Pirelli faces hot humid race in Maylaysia
The Sepang circuit is one of the hottest and certainly the most humid venue of the year, with temperatures in the region of 95 degrees Fahrenheit and 80% humidity. The track is demanding on the tires due to its aggressive surface, heavy braking areas, long straights and wide variety of speeds and corners.
Once again Pirelli has nominated the hard and soft compound P Zero tires as the prime and option rubber respectively for Malaysia, as was the case in Australia last weekend. But the ever-present humidity in Malaysia makes rain almost inevitable at some point over the weekend. In 2009, the race had to be red-flagged after 31 laps due to torrential rain, while last year a number of drivers were caught out by a downpour during qualifying. This means that Pirelli's intermediate and wet tires stand a strong chance of making their competitive debut at Sepang.
During the two free practice sessions on Friday, Pirelli will be providing an extra two sets of dry-weather tires for the teams to assess. The new tire is an experimental hard compound that could be used in the future, in keeping with Pirelli's philosophy of combining entertainment with cutting-edge technology. The tire allocation for the rest of the weekend, from Saturday onwards, is not affected.

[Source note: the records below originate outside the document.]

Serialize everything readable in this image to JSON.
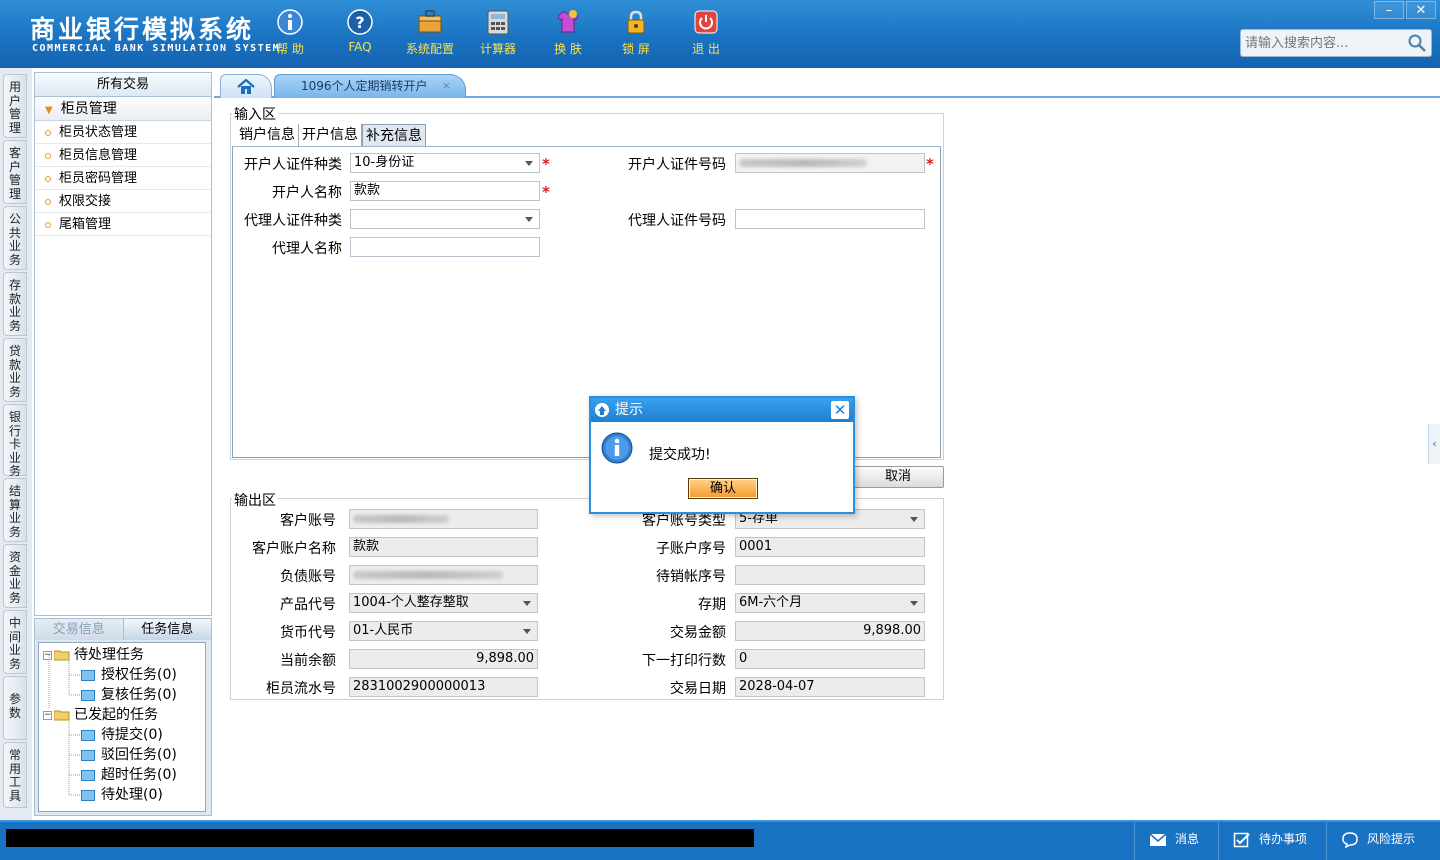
{
  "header": {
    "brand_cn": "商业银行模拟系统",
    "brand_en": "COMMERCIAL BANK SIMULATION SYSTEM",
    "tools": [
      {
        "label": "帮 助",
        "icon": "info-icon"
      },
      {
        "label": "FAQ",
        "icon": "help-icon"
      },
      {
        "label": "系统配置",
        "icon": "toolbox-icon"
      },
      {
        "label": "计算器",
        "icon": "calculator-icon"
      },
      {
        "label": "换 肤",
        "icon": "shirt-icon"
      },
      {
        "label": "锁 屏",
        "icon": "lock-icon"
      },
      {
        "label": "退 出",
        "icon": "power-icon"
      }
    ],
    "search_placeholder": "请输入搜索内容...",
    "window_controls": [
      "–",
      "✕"
    ]
  },
  "vnav": [
    "用户管理",
    "客户管理",
    "公共业务",
    "存款业务",
    "贷款业务",
    "银行卡业务",
    "结算业务",
    "资金业务",
    "中间业务",
    "参数",
    "常用工具"
  ],
  "menu": {
    "title": "所有交易",
    "group": "柜员管理",
    "items": [
      "柜员状态管理",
      "柜员信息管理",
      "柜员密码管理",
      "权限交接",
      "尾箱管理"
    ]
  },
  "task_panel": {
    "tabs": [
      "交易信息",
      "任务信息"
    ],
    "tree": [
      {
        "label": "待处理任务",
        "level": 0
      },
      {
        "label": "授权任务(0)",
        "level": 1
      },
      {
        "label": "复核任务(0)",
        "level": 1
      },
      {
        "label": "已发起的任务",
        "level": 0
      },
      {
        "label": "待提交(0)",
        "level": 1
      },
      {
        "label": "驳回任务(0)",
        "level": 1
      },
      {
        "label": "超时任务(0)",
        "level": 1
      },
      {
        "label": "待处理(0)",
        "level": 1
      }
    ]
  },
  "tabs": {
    "current": "1096个人定期销转开户",
    "close": "×"
  },
  "input_area": {
    "legend": "输入区",
    "subtabs": [
      "销户信息",
      "开户信息",
      "补充信息"
    ],
    "fields": {
      "id_type_label": "开户人证件种类",
      "id_type_value": "10-身份证",
      "id_no_label": "开户人证件号码",
      "name_label": "开户人名称",
      "name_value": "款款",
      "agent_id_type_label": "代理人证件种类",
      "agent_id_type_value": "",
      "agent_id_no_label": "代理人证件号码",
      "agent_id_no_value": "",
      "agent_name_label": "代理人名称",
      "agent_name_value": ""
    },
    "required_mark": "*",
    "cancel": "取消"
  },
  "output_area": {
    "legend": "输出区",
    "fields": {
      "acct_label": "客户账号",
      "acct_type_label": "客户账号类型",
      "acct_type_value": "5-存单",
      "acct_name_label": "客户账户名称",
      "acct_name_value": "款款",
      "sub_seq_label": "子账户序号",
      "sub_seq_value": "0001",
      "liab_label": "负债账号",
      "pending_label": "待销帐序号",
      "pending_value": "",
      "product_label": "产品代号",
      "product_value": "1004-个人整存整取",
      "term_label": "存期",
      "term_value": "6M-六个月",
      "currency_label": "货币代号",
      "currency_value": "01-人民币",
      "amount_label": "交易金额",
      "amount_value": "9,898.00",
      "balance_label": "当前余额",
      "balance_value": "9,898.00",
      "next_print_label": "下一打印行数",
      "next_print_value": "0",
      "teller_seq_label": "柜员流水号",
      "teller_seq_value": "2831002900000013",
      "tx_date_label": "交易日期",
      "tx_date_value": "2028-04-07"
    }
  },
  "dialog": {
    "title": "提示",
    "message": "提交成功!",
    "ok": "确认",
    "close": "✕"
  },
  "statusbar": {
    "items": [
      {
        "label": "消息",
        "icon": "mail-icon"
      },
      {
        "label": "待办事项",
        "icon": "checkbox-icon"
      },
      {
        "label": "风险提示",
        "icon": "chat-icon"
      }
    ]
  },
  "side_handle": "‹"
}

"We were absolutely thrilled by our grand prix debut in Australia, but we're aware that Malaysia should be a very different proposition, with higher temperatures and increased degradation,” said Pirelli’s Motorsport Director Paul Hembery. “We said all along that we would be seeing two to three pit stops in Australia, but in Malaysia I think that figure is likely to increase to three to four. They say that it's never a question of if it rains at Sepang but when, so the performance of our wet tires could be crucial this weekend and we're certainly looking forward to seeing them out on track. We never believe in standing still at Pirelli, which is why the teams will have two extra sets of slick tires available to them during Friday's free practice sessions for evaluation purposes. With testing not allowed during the season, this gives us a valuable opportunity to gather more data and feedback, while it also gives the teams an interesting taste of what could be coming in the future."
Jenson Button of the McLaren team added, "The tires will be the same in Malaysia as they were in Australia: the hard and the soft compounds. But Sepang will be much hotter, with much higher track temperatures, maybe as much as 45 degrees centigrade (113 degrees Fahrenheit), and the track surface is very abrasive, particularly in comparison to Albert Park, which is very smooth. Sepang really requires a lot of high-speed stability from the tire. So all of these factors will make the tire situation a bit trickier – I think we'll see higher degradation and more pit stops. It's a highly abrasive track, so the fronts and rears will suffer. In terms of overall wear and durability across all the tracks we visit this year, Sepang probably sits somewhere in the middle."